The water levels from that deluge and a few that followed have not yet dropped to their usual January marks, but Rotary did a good job amending the original booth layout so that everyone was on dry land. Artist and patron parking locations were adjusted as well, which was a good thing: In the grassy lot across from the show, two vehicles that arrived Sat. night for a theatre production didn't heed the barriers and parked in low-lying areas that had been marked off-limits. They couldn't extricate themselves at the end of the play, and by Sunday morning, their vehicles had sunk up to the axles.
Anyway, back to the art show! Total attendance (I got this from a Rotary member during breakdown) was about 5600 for the two days...about par with last year, he said. This is one of those shows where they're lined up at opening bell, ready to see some art! Attendance always drops in the afternoon as folks head out to restaurants and beaches, so you want to bring your "A" game early. (Oh, and if you provide shipping, advertise it! Lots of vacationers, and only a few shipping locations on the island.)
Nearly half the attendees, I'd say, are homeowners on Sanibel and Captiva; a few of my customers came from S. Fort Myers. This is peak tourism weekend here in SW Florida; traffic is heavy and there is a $6 toll to get on the island, so you're not going to lure folks from other FL towns to this show.
The Rotary does a good job communicating before the show and they are experienced with their check-in and setup rules on this postage-stamp-sized lot. It goes smoothly and efficiently: Check in across Periwinkle Dr. from the show, allow the Rotarians stop the traffic to help you get your vehicle into the show area, unload, move your vehicle if necessary back across the street, then set up.
Tip: Look at the show map when it's available and figure out if you are likely to have storage space. Not everyone does, but you can usually find a nearby artist that can let you "borrow" some of theirs. Tip 2: Get there as early as possible so that you can unload your stuff into the space next to yours and get your tent up and weighted before your neighbor arrives.
On show days, parking was in several locations, some within easy walking distance, others required a shuttle hired by the show. (I skipped the shuttle and grabbed a spot nearby each day). Storage space varies with your location. With booths to my right and behind me, I didn't have any.
Compared with next month's Lions event, this is a high-caliber show. Lots of good 2-D art and some fine craft, an abundance of jewelers and (mea culpa) wildlife/bird artists for this beach-loving community. A couple of junk stands, too, and the artists manufacturers from Hudson River Inlays.

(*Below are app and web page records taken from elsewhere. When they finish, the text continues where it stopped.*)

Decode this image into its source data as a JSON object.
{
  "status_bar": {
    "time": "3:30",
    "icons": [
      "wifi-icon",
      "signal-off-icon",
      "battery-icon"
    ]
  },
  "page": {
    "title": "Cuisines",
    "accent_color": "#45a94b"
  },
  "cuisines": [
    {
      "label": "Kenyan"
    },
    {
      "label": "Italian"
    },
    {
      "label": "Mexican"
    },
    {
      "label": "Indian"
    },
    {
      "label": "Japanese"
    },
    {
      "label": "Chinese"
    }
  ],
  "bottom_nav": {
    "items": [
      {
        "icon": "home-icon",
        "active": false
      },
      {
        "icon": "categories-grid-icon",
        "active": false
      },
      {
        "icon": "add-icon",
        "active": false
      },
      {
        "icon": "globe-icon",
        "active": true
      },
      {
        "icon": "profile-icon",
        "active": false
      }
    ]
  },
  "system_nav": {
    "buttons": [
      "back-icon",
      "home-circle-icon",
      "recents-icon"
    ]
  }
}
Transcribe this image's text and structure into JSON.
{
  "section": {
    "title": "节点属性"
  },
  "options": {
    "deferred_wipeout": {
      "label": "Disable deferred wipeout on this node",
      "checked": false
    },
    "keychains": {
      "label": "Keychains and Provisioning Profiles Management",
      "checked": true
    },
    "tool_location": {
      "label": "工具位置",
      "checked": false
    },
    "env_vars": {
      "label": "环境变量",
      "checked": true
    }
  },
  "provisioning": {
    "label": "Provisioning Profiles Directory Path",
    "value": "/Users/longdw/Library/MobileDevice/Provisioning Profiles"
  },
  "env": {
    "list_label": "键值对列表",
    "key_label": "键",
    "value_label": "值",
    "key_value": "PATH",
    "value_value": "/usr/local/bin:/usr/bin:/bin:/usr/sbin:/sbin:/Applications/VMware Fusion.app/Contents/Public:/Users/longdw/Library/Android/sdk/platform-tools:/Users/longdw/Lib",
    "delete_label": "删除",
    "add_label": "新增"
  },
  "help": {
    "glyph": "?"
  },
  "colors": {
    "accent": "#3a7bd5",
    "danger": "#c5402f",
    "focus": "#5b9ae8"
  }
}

Sales were pretty brisk, especially, it seemed, for painters. (Two of my nearby friends sold nearly all their big pieces at four-figure price points. Most of the other artists I talked with were at least satisfied, although many commented that the buying energy was a bit down compared with recent years. This was one of my more mediocre Sanibel shows--just a bit better than I did at the Thanksgiving show, before the tourists arrived-- no doubt because I had a ton of competition in the bird photography genre. But that's cool, I get lots of post-show business from Sanibel, and I handed out about 150 business cards to locals. By the time the post-show sales are delivered, I'll be just fine.
Load-out was managed as well as the setup. Environmentally-conscious Sanibel has minimal commercial lighting; thus the early stop on Sunday (4 PM) was instituted this year to help as many artists as possible get packed before dark (about 6:30). I was nearly the last one out, at 6:45.
The 4 PM end time on Sunday got rave reviews. The 9 AM start? Not sooo muuuchhhh.